#### Work task:
The records need to be set down again exactly as they appear.

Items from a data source
==*==

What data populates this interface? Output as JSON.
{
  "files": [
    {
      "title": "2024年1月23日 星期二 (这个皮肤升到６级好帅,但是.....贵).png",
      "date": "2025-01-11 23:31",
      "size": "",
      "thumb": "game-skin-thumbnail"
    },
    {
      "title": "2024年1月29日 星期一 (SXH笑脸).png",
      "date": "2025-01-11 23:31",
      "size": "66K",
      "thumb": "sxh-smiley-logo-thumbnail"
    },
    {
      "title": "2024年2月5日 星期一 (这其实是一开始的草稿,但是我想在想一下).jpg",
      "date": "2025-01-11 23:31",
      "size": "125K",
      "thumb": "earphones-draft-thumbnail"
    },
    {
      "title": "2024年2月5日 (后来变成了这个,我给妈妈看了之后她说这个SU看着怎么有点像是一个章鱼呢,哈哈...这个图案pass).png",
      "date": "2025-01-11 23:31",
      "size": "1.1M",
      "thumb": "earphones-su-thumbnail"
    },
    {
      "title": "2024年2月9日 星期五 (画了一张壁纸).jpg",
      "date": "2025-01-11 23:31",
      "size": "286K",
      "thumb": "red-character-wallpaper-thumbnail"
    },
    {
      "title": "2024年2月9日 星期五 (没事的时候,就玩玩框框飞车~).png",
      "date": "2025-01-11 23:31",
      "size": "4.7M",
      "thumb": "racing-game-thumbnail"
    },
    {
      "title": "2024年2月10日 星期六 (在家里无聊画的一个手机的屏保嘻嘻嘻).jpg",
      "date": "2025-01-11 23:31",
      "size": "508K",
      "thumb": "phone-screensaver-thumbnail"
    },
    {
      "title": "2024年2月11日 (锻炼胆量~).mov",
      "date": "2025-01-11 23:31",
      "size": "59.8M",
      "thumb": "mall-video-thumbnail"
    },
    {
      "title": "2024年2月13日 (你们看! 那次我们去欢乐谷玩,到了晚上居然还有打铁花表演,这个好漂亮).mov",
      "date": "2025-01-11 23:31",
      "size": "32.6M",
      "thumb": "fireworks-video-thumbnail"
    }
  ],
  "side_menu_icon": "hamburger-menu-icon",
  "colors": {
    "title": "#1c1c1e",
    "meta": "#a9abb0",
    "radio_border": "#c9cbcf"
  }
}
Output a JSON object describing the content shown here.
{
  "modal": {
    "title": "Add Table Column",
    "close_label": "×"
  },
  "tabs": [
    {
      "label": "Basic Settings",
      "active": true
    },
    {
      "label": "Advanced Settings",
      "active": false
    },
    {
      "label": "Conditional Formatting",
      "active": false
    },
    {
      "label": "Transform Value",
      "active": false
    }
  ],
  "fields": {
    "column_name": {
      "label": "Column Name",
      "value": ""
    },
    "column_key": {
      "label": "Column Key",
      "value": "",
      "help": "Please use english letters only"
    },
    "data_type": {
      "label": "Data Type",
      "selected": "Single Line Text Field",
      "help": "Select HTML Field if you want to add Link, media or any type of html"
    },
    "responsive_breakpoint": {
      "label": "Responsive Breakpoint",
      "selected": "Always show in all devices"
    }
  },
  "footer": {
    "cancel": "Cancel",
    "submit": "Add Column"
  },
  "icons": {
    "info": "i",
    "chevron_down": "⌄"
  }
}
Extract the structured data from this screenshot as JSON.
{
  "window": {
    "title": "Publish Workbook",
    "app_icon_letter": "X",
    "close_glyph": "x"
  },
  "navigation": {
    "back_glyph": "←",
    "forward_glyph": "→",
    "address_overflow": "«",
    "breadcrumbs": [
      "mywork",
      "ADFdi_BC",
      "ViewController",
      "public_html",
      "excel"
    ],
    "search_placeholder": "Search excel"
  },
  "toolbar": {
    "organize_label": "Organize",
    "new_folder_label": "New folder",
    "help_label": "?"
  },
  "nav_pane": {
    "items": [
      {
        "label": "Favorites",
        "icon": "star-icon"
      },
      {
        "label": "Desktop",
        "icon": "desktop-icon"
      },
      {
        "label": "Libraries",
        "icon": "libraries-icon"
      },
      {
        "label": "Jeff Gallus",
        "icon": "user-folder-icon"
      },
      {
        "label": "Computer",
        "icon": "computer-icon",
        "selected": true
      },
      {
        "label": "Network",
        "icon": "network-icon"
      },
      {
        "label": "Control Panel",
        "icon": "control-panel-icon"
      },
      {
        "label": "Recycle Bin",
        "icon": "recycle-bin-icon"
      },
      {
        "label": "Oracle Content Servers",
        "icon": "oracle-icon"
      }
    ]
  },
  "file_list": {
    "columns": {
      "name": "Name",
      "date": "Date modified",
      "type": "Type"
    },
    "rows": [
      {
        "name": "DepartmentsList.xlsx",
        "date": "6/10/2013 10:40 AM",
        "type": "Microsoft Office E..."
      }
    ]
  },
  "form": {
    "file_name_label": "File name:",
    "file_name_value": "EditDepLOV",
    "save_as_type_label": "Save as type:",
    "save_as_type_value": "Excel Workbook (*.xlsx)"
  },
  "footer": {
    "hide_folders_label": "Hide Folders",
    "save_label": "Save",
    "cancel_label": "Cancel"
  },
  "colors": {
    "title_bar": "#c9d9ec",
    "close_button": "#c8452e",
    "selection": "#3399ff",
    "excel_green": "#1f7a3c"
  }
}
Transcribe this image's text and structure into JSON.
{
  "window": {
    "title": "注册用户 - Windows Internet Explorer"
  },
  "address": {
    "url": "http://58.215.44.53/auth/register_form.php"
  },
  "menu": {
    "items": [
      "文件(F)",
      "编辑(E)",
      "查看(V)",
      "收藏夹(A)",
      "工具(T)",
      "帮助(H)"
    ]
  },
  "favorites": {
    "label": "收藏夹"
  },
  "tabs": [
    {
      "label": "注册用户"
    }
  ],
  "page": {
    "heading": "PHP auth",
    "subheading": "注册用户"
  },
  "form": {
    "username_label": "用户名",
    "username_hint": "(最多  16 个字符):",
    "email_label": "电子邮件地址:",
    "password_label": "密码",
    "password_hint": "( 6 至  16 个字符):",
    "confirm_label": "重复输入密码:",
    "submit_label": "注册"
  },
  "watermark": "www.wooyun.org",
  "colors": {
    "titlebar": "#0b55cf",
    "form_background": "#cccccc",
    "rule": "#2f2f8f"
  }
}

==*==

#### Result of the task:
What data populates this interface? Output as JSON.
{
  "files": [
    {
      "title": "2024年1月23日 星期二 (这个皮肤升到６级好帅,但是.....贵).png",
      "date": "2025-01-11 23:31",
      "size": "",
      "thumb": "game-skin-thumbnail"
    },
    {
      "title": "2024年1月29日 星期一 (SXH笑脸).png",
      "date": "2025-01-11 23:31",
      "size": "66K",
      "thumb": "sxh-smiley-logo-thumbnail"
    },
    {
      "title": "2024年2月5日 星期一 (这其实是一开始的草稿,但是我想在想一下).jpg",
      "date": "2025-01-11 23:31",
      "size": "125K",
      "thumb": "earphones-draft-thumbnail"
    },
    {
      "title": "2024年2月5日 (后来变成了这个,我给妈妈看了之后她说这个SU看着怎么有点像是一个章鱼呢,哈哈...这个图案pass).png",
      "date": "2025-01-11 23:31",
      "size": "1.1M",
      "thumb": "earphones-su-thumbnail"
    },
    {
      "title": "2024年2月9日 星期五 (画了一张壁纸).jpg",
      "date": "2025-01-11 23:31",
      "size": "286K",
      "thumb": "red-character-wallpaper-thumbnail"
    },
    {
      "title": "2024年2月9日 星期五 (没事的时候,就玩玩框框飞车~).png",
      "date": "2025-01-11 23:31",
      "size": "4.7M",
      "thumb": "racing-game-thumbnail"
    },
    {
      "title": "2024年2月10日 星期六 (在家里无聊画的一个手机的屏保嘻嘻嘻).jpg",
      "date": "2025-01-11 23:31",
      "size": "508K",
      "thumb": "phone-screensaver-thumbnail"
    },
    {
      "title": "2024年2月11日 (锻炼胆量~).mov",
      "date": "2025-01-11 23:31",
      "size": "59.8M",
      "thumb": "mall-video-thumbnail"
    },
    {
      "title": "2024年2月13日 (你们看! 那次我们去欢乐谷玩,到了晚上居然还有打铁花表演,这个好漂亮).mov",
      "date": "2025-01-11 23:31",
      "size": "32.6M",
      "thumb": "fireworks-video-thumbnail"
    }
  ],
  "side_menu_icon": "hamburger-menu-icon",
  "colors": {
    "title": "#1c1c1e",
    "meta": "#a9abb0",
    "radio_border": "#c9cbcf"
  }
}
Output a JSON object describing the content shown here.
{
  "modal": {
    "title": "Add Table Column",
    "close_label": "×"
  },
  "tabs": [
    {
      "label": "Basic Settings",
      "active": true
    },
    {
      "label": "Advanced Settings",
      "active": false
    },
    {
      "label": "Conditional Formatting",
      "active": false
    },
    {
      "label": "Transform Value",
      "active": false
    }
  ],
  "fields": {
    "column_name": {
      "label": "Column Name",
      "value": ""
    },
    "column_key": {
      "label": "Column Key",
      "value": "",
      "help": "Please use english letters only"
    },
    "data_type": {
      "label": "Data Type",
      "selected": "Single Line Text Field",
      "help": "Select HTML Field if you want to add Link, media or any type of html"
    },
    "responsive_breakpoint": {
      "label": "Responsive Breakpoint",
      "selected": "Always show in all devices"
    }
  },
  "footer": {
    "cancel": "Cancel",
    "submit": "Add Column"
  },
  "icons": {
    "info": "i",
    "chevron_down": "⌄"
  }
}
Extract the structured data from this screenshot as JSON.
{
  "window": {
    "title": "Publish Workbook",
    "app_icon_letter": "X",
    "close_glyph": "x"
  },
  "navigation": {
    "back_glyph": "←",
    "forward_glyph": "→",
    "address_overflow": "«",
    "breadcrumbs": [
      "mywork",
      "ADFdi_BC",
      "ViewController",
      "public_html",
      "excel"
    ],
    "search_placeholder": "Search excel"
  },
  "toolbar": {
    "organize_label": "Organize",
    "new_folder_label": "New folder",
    "help_label": "?"
  },
  "nav_pane": {
    "items": [
      {
        "label": "Favorites",
        "icon": "star-icon"
      },
      {
        "label": "Desktop",
        "icon": "desktop-icon"
      },
      {
        "label": "Libraries",
        "icon": "libraries-icon"
      },
      {
        "label": "Jeff Gallus",
        "icon": "user-folder-icon"
      },
      {
        "label": "Computer",
        "icon": "computer-icon",
        "selected": true
      },
      {
        "label": "Network",
        "icon": "network-icon"
      },
      {
        "label": "Control Panel",
        "icon": "control-panel-icon"
      },
      {
        "label": "Recycle Bin",
        "icon": "recycle-bin-icon"
      },
      {
        "label": "Oracle Content Servers",
        "icon": "oracle-icon"
      }
    ]
  },
  "file_list": {
    "columns": {
      "name": "Name",
      "date": "Date modified",
      "type": "Type"
    },
    "rows": [
      {
        "name": "DepartmentsList.xlsx",
        "date": "6/10/2013 10:40 AM",
        "type": "Microsoft Office E..."
      }
    ]
  },
  "form": {
    "file_name_label": "File name:",
    "file_name_value": "EditDepLOV",
    "save_as_type_label": "Save as type:",
    "save_as_type_value": "Excel Workbook (*.xlsx)"
  },
  "footer": {
    "hide_folders_label": "Hide Folders",
    "save_label": "Save",
    "cancel_label": "Cancel"
  },
  "colors": {
    "title_bar": "#c9d9ec",
    "close_button": "#c8452e",
    "selection": "#3399ff",
    "excel_green": "#1f7a3c"
  }
}
Transcribe this image's text and structure into JSON.
{
  "window": {
    "title": "注册用户 - Windows Internet Explorer"
  },
  "address": {
    "url": "http://58.215.44.53/auth/register_form.php"
  },
  "menu": {
    "items": [
      "文件(F)",
      "编辑(E)",
      "查看(V)",
      "收藏夹(A)",
      "工具(T)",
      "帮助(H)"
    ]
  },
  "favorites": {
    "label": "收藏夹"
  },
  "tabs": [
    {
      "label": "注册用户"
    }
  ],
  "page": {
    "heading": "PHP auth",
    "subheading": "注册用户"
  },
  "form": {
    "username_label": "用户名",
    "username_hint": "(最多  16 个字符):",
    "email_label": "电子邮件地址:",
    "password_label": "密码",
    "password_hint": "( 6 至  16 个字符):",
    "confirm_label": "重复输入密码:",
    "submit_label": "注册"
  },
  "watermark": "www.wooyun.org",
  "colors": {
    "titlebar": "#0b55cf",
    "form_background": "#cccccc",
    "rule": "#2f2f8f"
  }
}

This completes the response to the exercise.